In the interview, the artists suggest that billboards, as a site of production, offer interesting possibilities for interrogating the processes of perception and the larger visual landscape. Wanting to challenge the “believability of photography,” the two used found images, stripped them of text, and reproduced them on a monumental scale, disrupting viewer's expectations. By using a space beyond the traditional art context, Mandel and Sultan sought to create ambiguous images that would require the participation and creativity of the viewer. For the artists, the invitation to analyze one’s visual landscape constituted a critical intervention that could lead to empowered thinking and an awareness of the politics of representation in advertisements.

In the last minutes of the tape, Mandel and Sultan begin to describe their current work on Evidence, a photo narrative comprised of images they found in government and corporate archives. Published the following year in 1977, this work would become one of their most significant contributions to the emerging conceptual photography movement.
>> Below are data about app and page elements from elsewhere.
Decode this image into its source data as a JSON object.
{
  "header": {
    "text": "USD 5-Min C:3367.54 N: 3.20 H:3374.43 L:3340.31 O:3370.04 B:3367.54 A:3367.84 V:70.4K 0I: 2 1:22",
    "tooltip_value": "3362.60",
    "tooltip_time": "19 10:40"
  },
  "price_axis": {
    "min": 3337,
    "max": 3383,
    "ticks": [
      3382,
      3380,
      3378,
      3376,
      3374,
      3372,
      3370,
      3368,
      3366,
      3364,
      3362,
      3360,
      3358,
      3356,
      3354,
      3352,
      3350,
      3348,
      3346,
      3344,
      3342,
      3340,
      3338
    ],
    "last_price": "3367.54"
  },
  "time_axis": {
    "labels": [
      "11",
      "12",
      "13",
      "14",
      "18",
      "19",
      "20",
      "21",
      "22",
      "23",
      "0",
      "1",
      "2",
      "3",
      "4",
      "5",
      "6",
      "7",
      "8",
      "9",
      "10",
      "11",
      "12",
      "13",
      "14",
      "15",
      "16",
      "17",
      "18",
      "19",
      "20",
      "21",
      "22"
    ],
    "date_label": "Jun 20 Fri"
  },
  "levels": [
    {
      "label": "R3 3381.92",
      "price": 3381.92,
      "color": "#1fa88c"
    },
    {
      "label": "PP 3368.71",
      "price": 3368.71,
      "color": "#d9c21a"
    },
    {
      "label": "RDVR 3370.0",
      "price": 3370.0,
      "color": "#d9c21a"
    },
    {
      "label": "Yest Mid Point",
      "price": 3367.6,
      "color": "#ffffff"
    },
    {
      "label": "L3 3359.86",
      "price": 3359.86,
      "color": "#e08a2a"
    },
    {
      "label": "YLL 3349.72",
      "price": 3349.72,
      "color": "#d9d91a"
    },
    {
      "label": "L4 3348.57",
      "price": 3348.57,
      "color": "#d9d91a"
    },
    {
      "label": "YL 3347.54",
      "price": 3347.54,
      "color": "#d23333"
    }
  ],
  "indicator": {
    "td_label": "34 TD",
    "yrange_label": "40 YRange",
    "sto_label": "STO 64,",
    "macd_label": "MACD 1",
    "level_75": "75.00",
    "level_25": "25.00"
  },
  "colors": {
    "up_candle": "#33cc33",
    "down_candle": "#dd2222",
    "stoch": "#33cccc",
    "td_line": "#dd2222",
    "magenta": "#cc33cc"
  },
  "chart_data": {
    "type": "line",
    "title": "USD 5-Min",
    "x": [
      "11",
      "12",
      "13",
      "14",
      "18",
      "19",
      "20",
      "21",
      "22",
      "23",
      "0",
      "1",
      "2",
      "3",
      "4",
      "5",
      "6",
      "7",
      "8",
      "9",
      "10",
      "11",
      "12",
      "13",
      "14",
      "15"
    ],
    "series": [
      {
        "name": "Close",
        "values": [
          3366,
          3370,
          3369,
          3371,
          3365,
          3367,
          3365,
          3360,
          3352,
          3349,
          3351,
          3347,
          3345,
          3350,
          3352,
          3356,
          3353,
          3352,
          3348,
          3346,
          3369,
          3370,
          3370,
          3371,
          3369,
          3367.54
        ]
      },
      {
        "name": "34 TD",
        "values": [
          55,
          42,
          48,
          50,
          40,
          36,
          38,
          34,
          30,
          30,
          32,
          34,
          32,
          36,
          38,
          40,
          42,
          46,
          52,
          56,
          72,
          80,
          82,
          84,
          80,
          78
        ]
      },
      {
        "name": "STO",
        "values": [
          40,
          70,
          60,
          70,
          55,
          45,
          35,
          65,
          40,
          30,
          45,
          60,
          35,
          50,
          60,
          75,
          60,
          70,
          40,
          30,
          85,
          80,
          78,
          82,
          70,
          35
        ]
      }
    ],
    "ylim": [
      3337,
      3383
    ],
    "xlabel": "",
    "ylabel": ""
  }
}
With Evidence, Sultan asserts, “We are using their ‘facts’ to tell our lies.” 

 – Faye Gleisser